- **RECORDS PROVIDED**
......

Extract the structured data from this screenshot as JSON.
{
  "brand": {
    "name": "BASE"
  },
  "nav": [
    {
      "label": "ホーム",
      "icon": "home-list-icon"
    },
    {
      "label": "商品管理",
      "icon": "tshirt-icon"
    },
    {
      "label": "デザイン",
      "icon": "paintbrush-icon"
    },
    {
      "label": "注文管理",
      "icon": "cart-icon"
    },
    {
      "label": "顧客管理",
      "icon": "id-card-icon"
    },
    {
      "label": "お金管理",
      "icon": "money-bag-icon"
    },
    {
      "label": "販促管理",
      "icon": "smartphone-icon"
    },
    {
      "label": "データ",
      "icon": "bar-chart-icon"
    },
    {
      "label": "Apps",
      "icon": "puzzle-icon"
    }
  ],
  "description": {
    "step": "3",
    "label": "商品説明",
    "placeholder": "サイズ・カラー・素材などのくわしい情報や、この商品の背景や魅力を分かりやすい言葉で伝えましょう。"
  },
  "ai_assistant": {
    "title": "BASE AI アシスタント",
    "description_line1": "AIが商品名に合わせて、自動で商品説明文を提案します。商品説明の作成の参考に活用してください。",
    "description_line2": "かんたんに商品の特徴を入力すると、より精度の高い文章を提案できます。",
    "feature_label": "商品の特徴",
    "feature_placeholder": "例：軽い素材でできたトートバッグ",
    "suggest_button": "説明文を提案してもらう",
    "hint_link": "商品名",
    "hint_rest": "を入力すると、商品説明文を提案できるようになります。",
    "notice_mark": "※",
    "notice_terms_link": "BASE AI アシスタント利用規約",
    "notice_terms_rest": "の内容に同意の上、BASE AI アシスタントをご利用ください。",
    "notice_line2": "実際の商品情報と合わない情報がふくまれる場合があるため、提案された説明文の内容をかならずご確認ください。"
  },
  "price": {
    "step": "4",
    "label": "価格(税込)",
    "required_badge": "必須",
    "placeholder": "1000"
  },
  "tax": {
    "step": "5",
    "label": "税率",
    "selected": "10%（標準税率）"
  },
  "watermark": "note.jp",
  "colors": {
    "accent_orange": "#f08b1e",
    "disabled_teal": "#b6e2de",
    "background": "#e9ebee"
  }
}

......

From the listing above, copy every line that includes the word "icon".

- **RESPONSE TO THIS EXERCISE**
      "icon": "home-list-icon"
      "icon": "tshirt-icon"
      "icon": "paintbrush-icon"
      "icon": "cart-icon"
      "icon": "id-card-icon"
      "icon": "money-bag-icon"
      "icon": "smartphone-icon"
      "icon": "bar-chart-icon"
      "icon": "puzzle-icon"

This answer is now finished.